Task description — Going through the lines below, tally those that include "process", and give only the number.

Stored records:
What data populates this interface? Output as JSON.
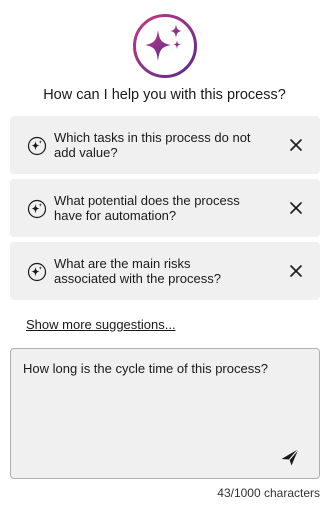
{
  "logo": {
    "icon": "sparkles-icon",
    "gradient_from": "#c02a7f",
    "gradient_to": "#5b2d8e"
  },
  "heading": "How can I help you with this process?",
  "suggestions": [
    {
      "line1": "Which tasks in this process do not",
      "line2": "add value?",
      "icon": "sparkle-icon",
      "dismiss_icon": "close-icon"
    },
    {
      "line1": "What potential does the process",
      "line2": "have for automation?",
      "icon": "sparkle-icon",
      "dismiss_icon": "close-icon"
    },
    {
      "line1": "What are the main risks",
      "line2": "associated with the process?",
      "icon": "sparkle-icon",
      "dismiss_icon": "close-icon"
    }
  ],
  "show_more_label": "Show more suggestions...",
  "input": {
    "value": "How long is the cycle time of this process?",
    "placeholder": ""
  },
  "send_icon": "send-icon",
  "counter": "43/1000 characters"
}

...

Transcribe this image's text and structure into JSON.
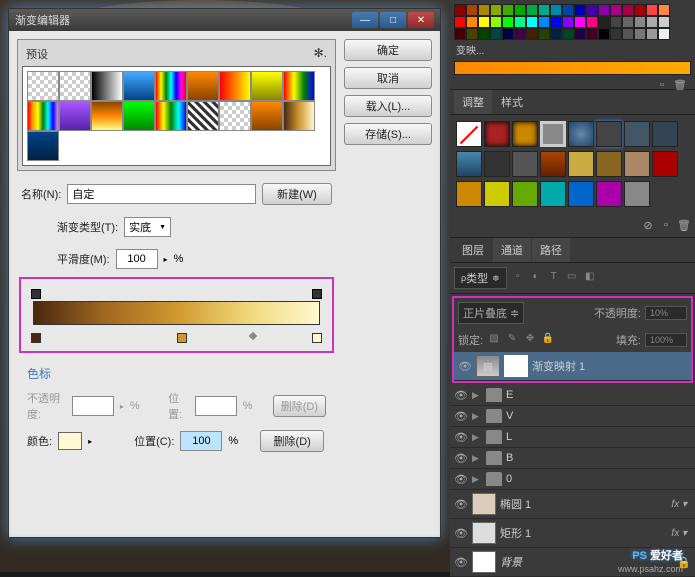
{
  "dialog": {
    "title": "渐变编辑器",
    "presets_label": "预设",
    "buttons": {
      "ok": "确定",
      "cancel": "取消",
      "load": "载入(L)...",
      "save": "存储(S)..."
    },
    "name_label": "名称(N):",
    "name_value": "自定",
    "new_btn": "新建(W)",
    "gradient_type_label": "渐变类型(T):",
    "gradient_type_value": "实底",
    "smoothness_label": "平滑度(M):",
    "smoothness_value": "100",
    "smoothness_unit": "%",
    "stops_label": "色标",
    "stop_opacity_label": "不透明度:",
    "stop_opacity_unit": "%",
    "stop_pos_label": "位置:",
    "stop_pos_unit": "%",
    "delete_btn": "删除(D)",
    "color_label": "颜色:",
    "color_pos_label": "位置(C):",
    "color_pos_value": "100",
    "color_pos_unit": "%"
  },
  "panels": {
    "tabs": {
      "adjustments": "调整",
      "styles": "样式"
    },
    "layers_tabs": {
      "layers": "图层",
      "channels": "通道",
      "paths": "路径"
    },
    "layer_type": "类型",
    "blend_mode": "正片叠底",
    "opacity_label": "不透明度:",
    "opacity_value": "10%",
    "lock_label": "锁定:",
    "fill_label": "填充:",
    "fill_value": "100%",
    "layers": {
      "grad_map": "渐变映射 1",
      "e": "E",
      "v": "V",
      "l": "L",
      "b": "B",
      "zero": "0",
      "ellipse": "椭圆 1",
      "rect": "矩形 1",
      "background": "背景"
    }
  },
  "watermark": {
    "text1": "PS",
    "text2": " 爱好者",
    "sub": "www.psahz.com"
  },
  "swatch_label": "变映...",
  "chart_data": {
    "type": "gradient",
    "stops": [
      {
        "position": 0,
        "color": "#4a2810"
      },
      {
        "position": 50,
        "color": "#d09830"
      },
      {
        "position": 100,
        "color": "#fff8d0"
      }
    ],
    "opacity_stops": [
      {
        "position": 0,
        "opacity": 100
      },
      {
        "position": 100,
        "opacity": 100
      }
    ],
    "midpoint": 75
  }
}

Finished exercise — 5